The Sustainable Development Goals (SDGs) are a set of 17 Global Goals, spearheaded by the United Nations to transform the world around a common agenda for sustainable development.

The goals provide a framework for formulating responses to the worlds most pressing challenges – from climate action to gender equality, life below water to decent work and economic growth.

A recent Corporate Citizenship study found that 81% of millennials believe that the private sector has a very important role to play in achieving the Global Goals, to which businesses of all sizes can contribute. In spite of this, the majority of companies surveyed are not yet taking action to address them.

A great opportunity for small business sustainability

Companies should consider where their business activities impact the planet, people and the economy and select the goals they can most easily affect, developing responses compatible with the goals and in-keeping with their broader business purpose.


Sustainability can easily become overly complicated and overly scientific. But in terms of making a tangible difference, it doesn’t have to be. Everybody can relate to the sentiment behind goals such as clean water and quality education, for example.


Thinking about sustainability in the context of global goals highlights where the contribution made by your small business fits into the future of humankind.


The goals seek to engage everybody, including your customers, competitors and suppliers around sustainability, providing a platform of shared ambition.


Bright and colourful, sharing your commitment to the global goals can be used to highlight your small business responsibility.

Using the global goals

Lets say that you are a local independent coffee store. You identify “Goal 2: Zero hunger”, and as you employ a team of five, “Goal 8: Decent work and economic growth” as goals applicable to your small business. Delving deeper into the goals, you find targets and indicators that allow you to direct your efforts towards more specific ends.

For example, within goal 2, target 2.4 states: “By 2030, ensure sustainable food production systems and implement resilient agricultural practices that increase productivity and production, that help maintain ecosystems, that strengthen capacity for adaptation to climate change, extreme weather, drought, flooding and other disasters and that progressively improve land and soil quality.”

As a responsible retailer of coffee and tea, you may choose to spearhead this goal by questioning the sustainability credentials of your suppliers, opt to source organic or fair-trade products or liaise with a coffee producer to improve the agricultural input quality and therefore quality of your product. An associated indicator may be to aim to obtain a portion of your product from an organic source by 2020.

For goal 8, target 8.6 states: “By 2020, substantially reduce the proportion of youth not in employment, education or training.”

As an employer, you may decide to work with a local college to offer a work experience placement or create an apprenticeship opportunity. An associated indicator may be to aim to provide new employment opportunities for two young people over the next five years.

Unlocking the business case for sustainability

The goals are a clear business opportunity, and underline that the competitiveness and health of a company, as well as the health (environmental and social) of the communities it affects or can be affected by are mutually dependent. As consumers seek out sustainability and the need for companies to engage with environmental and social matters grows, the companies that will thrive are those that seek to unlock sustainability by engaging with ambition, such as that proposed by the Global Sustainable Development Goals.
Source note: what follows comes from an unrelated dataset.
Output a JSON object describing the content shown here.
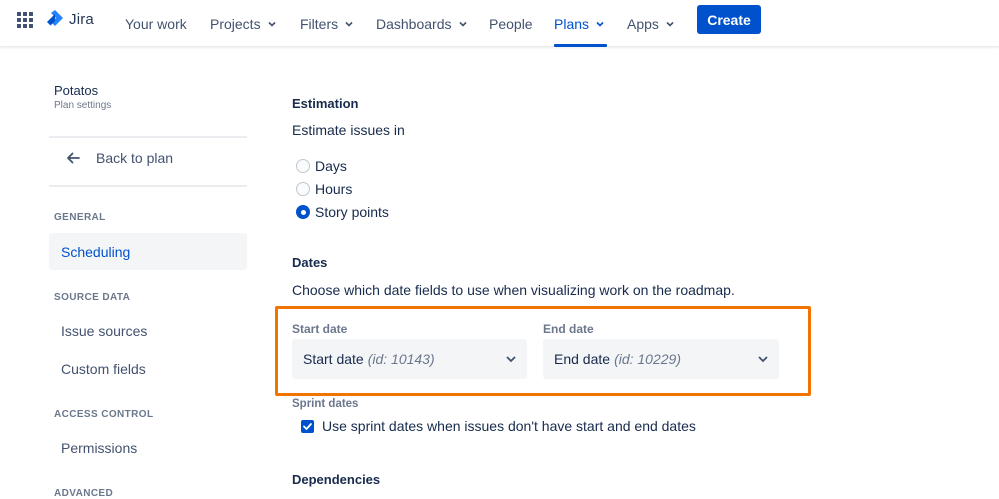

This is a guest post, by Oliver Bradley from Smart Sustainability Co. Smart Sustainability Co. offers a suite of advisory and management services, empowering their clients to take a strategic approach to sustainability. By fusing creativity and research to drive innovation, Smart Sustainability Co. develop strategies and solutions to improve environmental, social and business performance.